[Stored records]
※ ※ ※
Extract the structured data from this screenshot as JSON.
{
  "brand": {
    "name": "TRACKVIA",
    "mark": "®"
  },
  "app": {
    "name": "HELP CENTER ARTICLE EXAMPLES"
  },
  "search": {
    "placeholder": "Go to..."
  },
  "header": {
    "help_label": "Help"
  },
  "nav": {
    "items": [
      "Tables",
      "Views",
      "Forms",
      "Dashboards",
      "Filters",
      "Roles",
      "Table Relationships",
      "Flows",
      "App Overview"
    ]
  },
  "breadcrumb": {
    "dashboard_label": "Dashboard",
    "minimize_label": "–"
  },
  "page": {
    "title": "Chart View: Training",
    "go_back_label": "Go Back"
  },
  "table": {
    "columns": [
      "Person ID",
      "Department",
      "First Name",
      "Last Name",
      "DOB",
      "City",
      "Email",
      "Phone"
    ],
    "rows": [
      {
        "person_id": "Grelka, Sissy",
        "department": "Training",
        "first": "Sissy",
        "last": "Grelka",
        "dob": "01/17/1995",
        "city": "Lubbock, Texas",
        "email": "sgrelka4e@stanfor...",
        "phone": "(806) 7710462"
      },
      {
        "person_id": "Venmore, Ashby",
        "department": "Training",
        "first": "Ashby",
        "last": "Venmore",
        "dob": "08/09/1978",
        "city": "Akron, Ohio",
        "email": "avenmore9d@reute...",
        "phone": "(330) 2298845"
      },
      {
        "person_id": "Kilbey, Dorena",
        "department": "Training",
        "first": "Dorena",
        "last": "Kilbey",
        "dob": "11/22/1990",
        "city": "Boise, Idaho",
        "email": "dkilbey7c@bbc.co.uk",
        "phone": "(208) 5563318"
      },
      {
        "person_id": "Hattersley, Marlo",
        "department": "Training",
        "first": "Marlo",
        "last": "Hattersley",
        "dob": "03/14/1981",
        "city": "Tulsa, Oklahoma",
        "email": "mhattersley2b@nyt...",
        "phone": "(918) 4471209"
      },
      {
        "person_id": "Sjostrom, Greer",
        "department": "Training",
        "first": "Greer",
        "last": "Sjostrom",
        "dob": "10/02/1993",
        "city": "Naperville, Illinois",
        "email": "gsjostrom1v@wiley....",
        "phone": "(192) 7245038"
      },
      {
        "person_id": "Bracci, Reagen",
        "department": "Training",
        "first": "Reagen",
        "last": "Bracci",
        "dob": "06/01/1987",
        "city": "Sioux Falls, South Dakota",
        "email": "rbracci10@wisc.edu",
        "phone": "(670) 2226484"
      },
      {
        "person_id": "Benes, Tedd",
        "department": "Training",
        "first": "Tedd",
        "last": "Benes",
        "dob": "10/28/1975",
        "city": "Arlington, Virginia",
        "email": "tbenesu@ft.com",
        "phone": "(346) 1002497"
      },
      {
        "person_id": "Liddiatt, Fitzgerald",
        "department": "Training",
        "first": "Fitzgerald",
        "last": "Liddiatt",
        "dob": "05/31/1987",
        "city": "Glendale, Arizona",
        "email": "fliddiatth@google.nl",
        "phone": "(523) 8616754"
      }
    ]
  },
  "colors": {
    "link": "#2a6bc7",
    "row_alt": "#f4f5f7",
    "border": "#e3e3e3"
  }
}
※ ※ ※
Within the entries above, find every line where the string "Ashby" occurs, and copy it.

        "person_id": "Venmore, Ashby",
        "first": "Ashby",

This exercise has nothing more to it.